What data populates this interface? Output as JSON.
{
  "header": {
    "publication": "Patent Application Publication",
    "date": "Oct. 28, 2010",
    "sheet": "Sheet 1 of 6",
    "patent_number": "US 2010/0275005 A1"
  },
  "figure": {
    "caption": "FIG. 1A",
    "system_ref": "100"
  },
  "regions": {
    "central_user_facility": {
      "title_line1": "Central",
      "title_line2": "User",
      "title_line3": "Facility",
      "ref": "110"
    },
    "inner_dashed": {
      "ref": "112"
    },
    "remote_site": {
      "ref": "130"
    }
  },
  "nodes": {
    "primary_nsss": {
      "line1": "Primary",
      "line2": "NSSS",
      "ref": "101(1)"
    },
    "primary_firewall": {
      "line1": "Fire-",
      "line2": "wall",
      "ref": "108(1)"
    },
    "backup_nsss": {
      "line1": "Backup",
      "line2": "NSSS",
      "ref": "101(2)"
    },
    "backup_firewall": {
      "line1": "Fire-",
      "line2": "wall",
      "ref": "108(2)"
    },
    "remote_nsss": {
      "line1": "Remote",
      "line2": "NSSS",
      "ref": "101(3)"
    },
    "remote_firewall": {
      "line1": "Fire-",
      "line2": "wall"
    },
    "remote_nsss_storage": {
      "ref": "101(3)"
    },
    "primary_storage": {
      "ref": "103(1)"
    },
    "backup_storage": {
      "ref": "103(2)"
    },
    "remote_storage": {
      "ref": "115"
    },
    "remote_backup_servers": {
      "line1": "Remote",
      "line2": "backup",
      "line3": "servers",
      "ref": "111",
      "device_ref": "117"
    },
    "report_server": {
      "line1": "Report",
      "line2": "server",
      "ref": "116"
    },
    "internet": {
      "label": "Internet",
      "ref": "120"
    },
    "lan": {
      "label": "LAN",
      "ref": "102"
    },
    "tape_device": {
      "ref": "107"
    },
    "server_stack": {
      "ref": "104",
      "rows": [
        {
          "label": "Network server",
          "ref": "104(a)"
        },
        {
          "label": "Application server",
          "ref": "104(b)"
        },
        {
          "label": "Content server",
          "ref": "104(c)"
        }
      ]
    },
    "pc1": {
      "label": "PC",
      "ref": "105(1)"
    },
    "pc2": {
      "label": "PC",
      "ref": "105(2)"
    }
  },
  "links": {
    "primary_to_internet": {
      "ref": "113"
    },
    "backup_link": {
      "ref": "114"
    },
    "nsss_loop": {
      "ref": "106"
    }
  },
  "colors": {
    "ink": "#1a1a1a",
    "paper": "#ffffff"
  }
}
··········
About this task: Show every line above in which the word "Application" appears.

Task response:
    "publication": "Patent Application Publication",
          "label": "Application server",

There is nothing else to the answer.